My reputation when I stand beneath the stars
is one of tolerance.
It’s dark out. No one can see me.
I make the shape of a woman standing
in a shed. How many of you can say the same?
Billions and billions served.
I want to impress the stars: carry
a bundle of sticks affixed to a strap
across my back. Walk 4 miles
or no miles at all.
At dawn, I will make a fire. No
biggie. Just another miracle
I may have had a part in.
The stars do not eat my breakfast.
A man eats my breakfast. Like the stars
he cannot take care of me very well.
But oh does he burn.
So I draw the water from the tap.
I draw the tap from memory.
Peekskill, New York-based poet and self-described generalist Paige Ackerson-Kiely’s third full-length poetry collection is Dolefully, A Rampart Stands (New York NY: Penguin, 2019), following In No One’s Land (Boise ID: Ahsahta Press, 2007) and My Love Is a Dead Arctic Explorer (Ahsahta Press, 2012) [see my review of such here]. Set in five sections (including the sequence “Book About A Candle Burning In A Shed,” which appeared as a chapbook through above/ground press in 2011), her lyrics are dense, dream-like and filled with a knowing that often emerges from deep hardship, such as the last third of the poem “The Grandmothers,” that reads:
The beatings are located in the basement or shed
when they used to be out on the prairie, reddening
the sky, little dust drops children ran their toes across.
Whose tears made these? The beatings don’t say
in the dark. The beatings scuffed into the wall
of a newly remodeled home. For each one,
10 more hard miles of trail leading east—
no fires at the campsite, no advice from older women

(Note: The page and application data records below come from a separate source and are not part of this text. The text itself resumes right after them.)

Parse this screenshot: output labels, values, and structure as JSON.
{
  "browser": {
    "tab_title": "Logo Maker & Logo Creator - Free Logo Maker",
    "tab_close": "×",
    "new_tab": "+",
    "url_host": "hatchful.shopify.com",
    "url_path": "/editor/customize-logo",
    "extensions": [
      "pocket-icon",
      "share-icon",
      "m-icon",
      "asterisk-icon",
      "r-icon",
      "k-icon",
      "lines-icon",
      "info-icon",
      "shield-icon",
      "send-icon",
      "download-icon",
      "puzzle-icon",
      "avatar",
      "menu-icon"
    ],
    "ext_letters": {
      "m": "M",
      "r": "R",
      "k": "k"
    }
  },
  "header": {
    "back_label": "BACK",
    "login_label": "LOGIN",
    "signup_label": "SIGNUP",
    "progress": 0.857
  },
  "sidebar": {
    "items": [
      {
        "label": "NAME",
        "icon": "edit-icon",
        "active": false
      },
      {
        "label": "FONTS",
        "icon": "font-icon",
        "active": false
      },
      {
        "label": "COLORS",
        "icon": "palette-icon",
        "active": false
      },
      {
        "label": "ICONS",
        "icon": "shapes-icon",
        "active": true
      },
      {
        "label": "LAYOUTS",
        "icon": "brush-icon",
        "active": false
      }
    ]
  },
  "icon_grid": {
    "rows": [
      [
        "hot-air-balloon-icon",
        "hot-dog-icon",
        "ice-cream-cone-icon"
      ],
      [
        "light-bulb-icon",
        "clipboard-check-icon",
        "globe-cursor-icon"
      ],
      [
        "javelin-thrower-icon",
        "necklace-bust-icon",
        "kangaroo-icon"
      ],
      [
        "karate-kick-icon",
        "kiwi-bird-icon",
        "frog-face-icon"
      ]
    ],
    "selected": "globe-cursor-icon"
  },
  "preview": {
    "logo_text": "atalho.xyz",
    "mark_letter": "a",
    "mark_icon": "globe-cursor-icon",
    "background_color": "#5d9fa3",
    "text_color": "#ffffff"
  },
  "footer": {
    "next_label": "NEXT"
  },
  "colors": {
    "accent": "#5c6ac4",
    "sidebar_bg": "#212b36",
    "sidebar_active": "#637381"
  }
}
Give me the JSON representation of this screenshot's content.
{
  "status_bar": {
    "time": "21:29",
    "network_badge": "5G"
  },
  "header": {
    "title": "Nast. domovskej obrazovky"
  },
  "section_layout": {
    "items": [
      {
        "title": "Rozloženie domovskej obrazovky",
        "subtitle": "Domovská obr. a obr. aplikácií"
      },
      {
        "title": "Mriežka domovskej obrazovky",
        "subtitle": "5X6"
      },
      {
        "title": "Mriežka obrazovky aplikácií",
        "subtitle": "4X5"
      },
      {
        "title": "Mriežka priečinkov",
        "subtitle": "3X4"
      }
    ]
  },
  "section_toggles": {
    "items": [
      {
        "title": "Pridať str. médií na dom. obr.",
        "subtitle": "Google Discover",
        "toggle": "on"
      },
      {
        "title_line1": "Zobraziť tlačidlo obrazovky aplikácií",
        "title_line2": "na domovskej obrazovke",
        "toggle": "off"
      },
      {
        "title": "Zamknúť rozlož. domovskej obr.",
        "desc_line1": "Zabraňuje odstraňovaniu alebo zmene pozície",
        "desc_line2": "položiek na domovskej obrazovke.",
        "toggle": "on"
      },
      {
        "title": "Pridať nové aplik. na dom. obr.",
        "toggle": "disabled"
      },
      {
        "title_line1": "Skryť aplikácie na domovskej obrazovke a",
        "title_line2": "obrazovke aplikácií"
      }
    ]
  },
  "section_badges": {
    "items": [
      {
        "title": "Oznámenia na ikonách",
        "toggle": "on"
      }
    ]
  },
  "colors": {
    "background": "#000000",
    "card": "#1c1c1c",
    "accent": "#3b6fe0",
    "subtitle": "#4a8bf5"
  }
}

who have been that way, no map.
There has long been a mythical quality to Ackerson-Kiely’s poems: in dream-like scenes of occasional violence, loss and longing, she composes narrators/characters that both alternately and concurrently fall apart and unspool, attempt to lose themselves and keep themselves from becoming lost. “But the anger will surface once families get home,” she writes, in the poem “Folding Chairs,” “kick off their boots in the mudroom. I am afraid // I will continue to burn the supper. I am afraid / I have not made enough for everyone.” Touching on elements of the domestic, the pilgrimage and even pioneer settlers, her poems are grounded in her corner of rural America, and one could almost describe her poems as a kind of lyric New England gothic: exploring the deep beauty that emerges through and despite the darker elements. This is a striking collection, one that contains a rich tapestry of subtle multitudes. As she writes in the poem “Meadow Redaction”: “The boat is a crescent of silver birch / I punch my body into.”